• [Work item]:
The full set of records below is to be reproduced without a single alteration.

[Excerpts from an interface dataset]
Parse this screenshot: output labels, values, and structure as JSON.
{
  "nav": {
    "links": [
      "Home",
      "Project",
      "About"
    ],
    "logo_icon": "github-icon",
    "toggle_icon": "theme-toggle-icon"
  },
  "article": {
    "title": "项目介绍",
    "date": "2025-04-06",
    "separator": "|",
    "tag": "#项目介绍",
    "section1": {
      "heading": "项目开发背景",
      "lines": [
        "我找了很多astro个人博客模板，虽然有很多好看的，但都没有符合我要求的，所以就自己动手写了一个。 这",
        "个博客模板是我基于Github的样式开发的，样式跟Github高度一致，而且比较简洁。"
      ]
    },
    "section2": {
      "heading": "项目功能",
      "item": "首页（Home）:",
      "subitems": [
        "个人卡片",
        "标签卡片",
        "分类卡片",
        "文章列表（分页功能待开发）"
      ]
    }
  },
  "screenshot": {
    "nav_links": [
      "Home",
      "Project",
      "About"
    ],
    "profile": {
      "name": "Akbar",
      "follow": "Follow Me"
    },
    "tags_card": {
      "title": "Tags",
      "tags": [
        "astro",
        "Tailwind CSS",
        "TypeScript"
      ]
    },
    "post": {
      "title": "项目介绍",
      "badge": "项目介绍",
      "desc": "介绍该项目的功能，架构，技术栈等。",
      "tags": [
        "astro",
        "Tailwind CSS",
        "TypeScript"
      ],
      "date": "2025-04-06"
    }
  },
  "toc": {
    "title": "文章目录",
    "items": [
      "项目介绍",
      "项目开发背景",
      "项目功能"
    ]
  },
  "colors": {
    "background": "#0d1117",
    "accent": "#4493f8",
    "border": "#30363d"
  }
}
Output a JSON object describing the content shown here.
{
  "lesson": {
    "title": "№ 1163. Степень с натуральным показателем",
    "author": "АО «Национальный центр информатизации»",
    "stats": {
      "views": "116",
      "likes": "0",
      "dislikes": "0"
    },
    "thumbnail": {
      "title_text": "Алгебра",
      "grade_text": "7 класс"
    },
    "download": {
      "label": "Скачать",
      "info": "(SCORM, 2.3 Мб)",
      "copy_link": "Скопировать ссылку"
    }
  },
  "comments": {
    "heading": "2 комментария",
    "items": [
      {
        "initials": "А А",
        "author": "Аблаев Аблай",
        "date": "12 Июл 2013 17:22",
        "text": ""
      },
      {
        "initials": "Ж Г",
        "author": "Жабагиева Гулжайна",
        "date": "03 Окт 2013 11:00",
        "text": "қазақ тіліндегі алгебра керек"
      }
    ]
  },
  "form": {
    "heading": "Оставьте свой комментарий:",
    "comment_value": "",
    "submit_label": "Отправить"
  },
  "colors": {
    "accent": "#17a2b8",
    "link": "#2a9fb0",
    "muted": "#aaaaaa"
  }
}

• [Response]:
Parse this screenshot: output labels, values, and structure as JSON.
{
  "nav": {
    "links": [
      "Home",
      "Project",
      "About"
    ],
    "logo_icon": "github-icon",
    "toggle_icon": "theme-toggle-icon"
  },
  "article": {
    "title": "项目介绍",
    "date": "2025-04-06",
    "separator": "|",
    "tag": "#项目介绍",
    "section1": {
      "heading": "项目开发背景",
      "lines": [
        "我找了很多astro个人博客模板，虽然有很多好看的，但都没有符合我要求的，所以就自己动手写了一个。 这",
        "个博客模板是我基于Github的样式开发的，样式跟Github高度一致，而且比较简洁。"
      ]
    },
    "section2": {
      "heading": "项目功能",
      "item": "首页（Home）:",
      "subitems": [
        "个人卡片",
        "标签卡片",
        "分类卡片",
        "文章列表（分页功能待开发）"
      ]
    }
  },
  "screenshot": {
    "nav_links": [
      "Home",
      "Project",
      "About"
    ],
    "profile": {
      "name": "Akbar",
      "follow": "Follow Me"
    },
    "tags_card": {
      "title": "Tags",
      "tags": [
        "astro",
        "Tailwind CSS",
        "TypeScript"
      ]
    },
    "post": {
      "title": "项目介绍",
      "badge": "项目介绍",
      "desc": "介绍该项目的功能，架构，技术栈等。",
      "tags": [
        "astro",
        "Tailwind CSS",
        "TypeScript"
      ],
      "date": "2025-04-06"
    }
  },
  "toc": {
    "title": "文章目录",
    "items": [
      "项目介绍",
      "项目开发背景",
      "项目功能"
    ]
  },
  "colors": {
    "background": "#0d1117",
    "accent": "#4493f8",
    "border": "#30363d"
  }
}
Output a JSON object describing the content shown here.
{
  "lesson": {
    "title": "№ 1163. Степень с натуральным показателем",
    "author": "АО «Национальный центр информатизации»",
    "stats": {
      "views": "116",
      "likes": "0",
      "dislikes": "0"
    },
    "thumbnail": {
      "title_text": "Алгебра",
      "grade_text": "7 класс"
    },
    "download": {
      "label": "Скачать",
      "info": "(SCORM, 2.3 Мб)",
      "copy_link": "Скопировать ссылку"
    }
  },
  "comments": {
    "heading": "2 комментария",
    "items": [
      {
        "initials": "А А",
        "author": "Аблаев Аблай",
        "date": "12 Июл 2013 17:22",
        "text": ""
      },
      {
        "initials": "Ж Г",
        "author": "Жабагиева Гулжайна",
        "date": "03 Окт 2013 11:00",
        "text": "қазақ тіліндегі алгебра керек"
      }
    ]
  },
  "form": {
    "heading": "Оставьте свой комментарий:",
    "comment_value": "",
    "submit_label": "Отправить"
  },
  "colors": {
    "accent": "#17a2b8",
    "link": "#2a9fb0",
    "muted": "#aaaaaa"
  }
}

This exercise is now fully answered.